Directions:
Out of the records below, copy all lines in which the word "컨퍼런스" occurs.

Materials provided:
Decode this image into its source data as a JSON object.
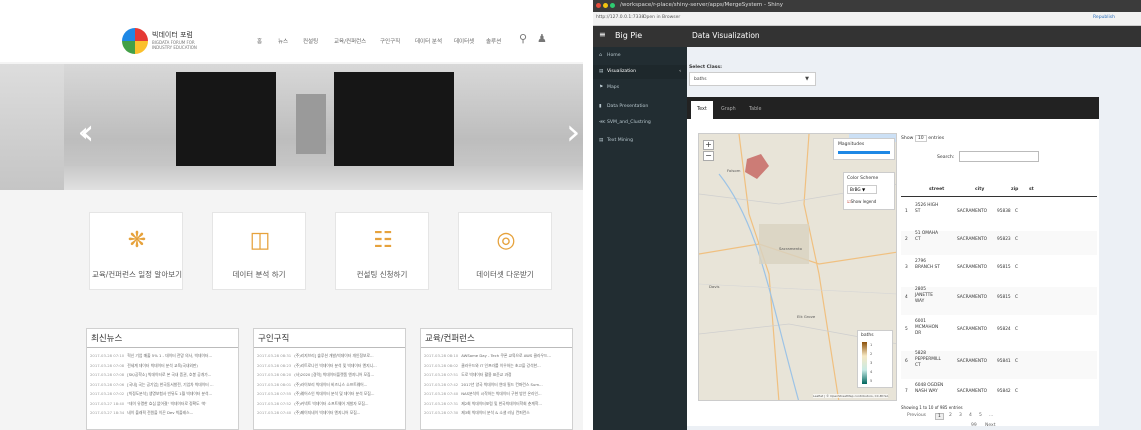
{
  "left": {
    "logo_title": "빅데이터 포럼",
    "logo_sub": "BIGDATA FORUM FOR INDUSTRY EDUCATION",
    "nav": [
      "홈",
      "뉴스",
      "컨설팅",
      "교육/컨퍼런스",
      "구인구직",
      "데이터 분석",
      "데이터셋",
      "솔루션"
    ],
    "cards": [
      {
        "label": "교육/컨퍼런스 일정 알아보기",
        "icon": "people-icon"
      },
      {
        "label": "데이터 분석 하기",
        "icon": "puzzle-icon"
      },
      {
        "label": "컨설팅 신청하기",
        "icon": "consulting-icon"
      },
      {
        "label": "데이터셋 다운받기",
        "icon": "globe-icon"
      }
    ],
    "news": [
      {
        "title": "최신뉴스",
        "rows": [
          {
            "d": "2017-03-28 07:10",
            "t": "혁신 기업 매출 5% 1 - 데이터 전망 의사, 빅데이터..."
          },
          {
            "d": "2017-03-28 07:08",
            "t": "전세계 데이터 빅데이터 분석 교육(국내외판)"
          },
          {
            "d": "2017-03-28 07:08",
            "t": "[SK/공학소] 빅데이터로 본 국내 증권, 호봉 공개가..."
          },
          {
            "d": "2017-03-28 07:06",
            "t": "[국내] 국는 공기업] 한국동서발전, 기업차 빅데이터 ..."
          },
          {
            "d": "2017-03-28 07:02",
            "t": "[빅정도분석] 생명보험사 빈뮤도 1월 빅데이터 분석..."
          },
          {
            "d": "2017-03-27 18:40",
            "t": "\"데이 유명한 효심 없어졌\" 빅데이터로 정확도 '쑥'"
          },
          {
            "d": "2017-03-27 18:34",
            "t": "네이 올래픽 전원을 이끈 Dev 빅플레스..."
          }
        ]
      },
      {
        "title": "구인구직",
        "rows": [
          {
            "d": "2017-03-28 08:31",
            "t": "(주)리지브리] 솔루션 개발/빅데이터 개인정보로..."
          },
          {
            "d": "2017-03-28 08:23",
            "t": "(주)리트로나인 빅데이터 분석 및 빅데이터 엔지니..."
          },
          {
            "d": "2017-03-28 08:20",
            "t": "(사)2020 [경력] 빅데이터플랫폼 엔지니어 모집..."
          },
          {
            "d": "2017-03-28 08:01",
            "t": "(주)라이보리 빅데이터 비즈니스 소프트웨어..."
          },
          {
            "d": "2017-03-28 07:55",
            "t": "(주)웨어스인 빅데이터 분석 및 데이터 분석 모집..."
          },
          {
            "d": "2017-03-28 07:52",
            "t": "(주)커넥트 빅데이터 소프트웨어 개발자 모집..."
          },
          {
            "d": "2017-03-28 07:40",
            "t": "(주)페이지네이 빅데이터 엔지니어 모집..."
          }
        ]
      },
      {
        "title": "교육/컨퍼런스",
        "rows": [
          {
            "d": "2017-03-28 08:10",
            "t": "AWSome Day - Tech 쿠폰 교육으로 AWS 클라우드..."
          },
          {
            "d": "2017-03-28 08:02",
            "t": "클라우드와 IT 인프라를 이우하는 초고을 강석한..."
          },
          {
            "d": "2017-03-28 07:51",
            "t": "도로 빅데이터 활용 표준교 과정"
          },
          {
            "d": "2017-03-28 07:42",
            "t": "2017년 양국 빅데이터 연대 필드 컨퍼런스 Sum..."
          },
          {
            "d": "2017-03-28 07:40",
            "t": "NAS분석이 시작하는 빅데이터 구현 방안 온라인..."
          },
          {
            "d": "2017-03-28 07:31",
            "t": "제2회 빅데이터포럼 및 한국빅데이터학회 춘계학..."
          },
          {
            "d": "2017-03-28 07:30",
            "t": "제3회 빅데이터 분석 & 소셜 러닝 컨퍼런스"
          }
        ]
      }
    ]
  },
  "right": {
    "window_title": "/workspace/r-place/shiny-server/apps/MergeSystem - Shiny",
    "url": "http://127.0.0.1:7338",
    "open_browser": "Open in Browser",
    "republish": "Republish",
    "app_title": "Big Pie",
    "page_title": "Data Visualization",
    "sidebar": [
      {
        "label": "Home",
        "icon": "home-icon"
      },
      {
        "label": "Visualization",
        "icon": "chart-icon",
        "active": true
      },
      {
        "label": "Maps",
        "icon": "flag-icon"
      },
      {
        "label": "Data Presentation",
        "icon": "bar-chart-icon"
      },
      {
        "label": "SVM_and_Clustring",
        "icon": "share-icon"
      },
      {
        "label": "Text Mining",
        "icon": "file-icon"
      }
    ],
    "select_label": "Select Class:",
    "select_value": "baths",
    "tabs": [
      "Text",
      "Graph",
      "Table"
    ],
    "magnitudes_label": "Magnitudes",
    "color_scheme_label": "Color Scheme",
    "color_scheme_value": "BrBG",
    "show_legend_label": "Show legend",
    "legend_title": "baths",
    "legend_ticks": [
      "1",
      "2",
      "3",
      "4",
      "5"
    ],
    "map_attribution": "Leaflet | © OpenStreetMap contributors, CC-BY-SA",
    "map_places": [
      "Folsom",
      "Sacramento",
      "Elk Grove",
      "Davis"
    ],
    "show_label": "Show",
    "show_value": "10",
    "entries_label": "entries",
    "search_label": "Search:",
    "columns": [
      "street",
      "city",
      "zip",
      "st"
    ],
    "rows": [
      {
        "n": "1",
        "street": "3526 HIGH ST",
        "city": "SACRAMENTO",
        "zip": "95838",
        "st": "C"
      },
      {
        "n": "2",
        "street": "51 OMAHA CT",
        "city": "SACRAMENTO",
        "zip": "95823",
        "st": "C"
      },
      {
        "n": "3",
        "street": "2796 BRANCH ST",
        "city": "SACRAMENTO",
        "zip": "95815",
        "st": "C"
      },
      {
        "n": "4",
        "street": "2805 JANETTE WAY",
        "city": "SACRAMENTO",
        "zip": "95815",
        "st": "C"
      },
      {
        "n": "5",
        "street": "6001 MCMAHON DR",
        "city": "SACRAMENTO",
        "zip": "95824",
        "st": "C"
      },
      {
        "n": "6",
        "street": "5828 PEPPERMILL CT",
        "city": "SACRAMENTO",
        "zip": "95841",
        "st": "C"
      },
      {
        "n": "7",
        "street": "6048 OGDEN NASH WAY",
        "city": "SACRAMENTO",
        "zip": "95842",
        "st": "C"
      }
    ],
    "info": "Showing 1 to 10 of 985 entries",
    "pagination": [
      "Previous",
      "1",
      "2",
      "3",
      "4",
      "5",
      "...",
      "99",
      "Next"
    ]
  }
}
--
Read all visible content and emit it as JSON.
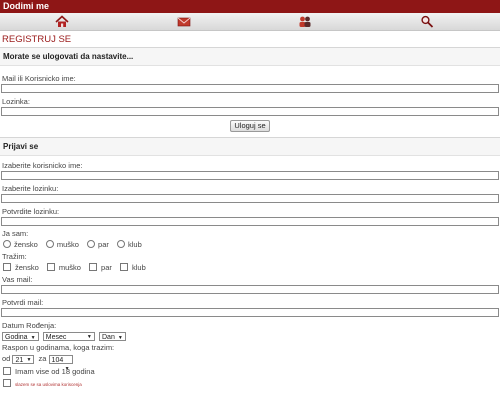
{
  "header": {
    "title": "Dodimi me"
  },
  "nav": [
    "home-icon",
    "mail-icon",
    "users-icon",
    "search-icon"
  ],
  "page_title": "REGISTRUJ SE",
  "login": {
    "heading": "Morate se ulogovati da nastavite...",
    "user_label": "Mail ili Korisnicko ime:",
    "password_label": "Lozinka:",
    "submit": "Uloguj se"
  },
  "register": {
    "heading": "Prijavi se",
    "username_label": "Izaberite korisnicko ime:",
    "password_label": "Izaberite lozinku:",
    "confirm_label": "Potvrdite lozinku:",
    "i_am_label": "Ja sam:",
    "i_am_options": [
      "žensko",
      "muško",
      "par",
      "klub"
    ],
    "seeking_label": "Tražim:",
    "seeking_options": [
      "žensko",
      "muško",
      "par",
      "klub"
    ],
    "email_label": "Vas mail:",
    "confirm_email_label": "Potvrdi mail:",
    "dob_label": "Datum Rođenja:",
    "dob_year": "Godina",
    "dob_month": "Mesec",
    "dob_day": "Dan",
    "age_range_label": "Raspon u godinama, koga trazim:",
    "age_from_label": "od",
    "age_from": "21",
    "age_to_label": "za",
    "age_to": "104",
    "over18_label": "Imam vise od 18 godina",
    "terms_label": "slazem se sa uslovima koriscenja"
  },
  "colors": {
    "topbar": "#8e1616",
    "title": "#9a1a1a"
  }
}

Output:
      "교육/컨퍼런스",
        "label": "교육/컨퍼런스 일정 알아보기",
        "title": "교육/컨퍼런스",
            "t": "2017년 양국 빅데이터 연대 필드 컨퍼런스 Sum..."
            "t": "제3회 빅데이터 분석 & 소셜 러닝 컨퍼런스"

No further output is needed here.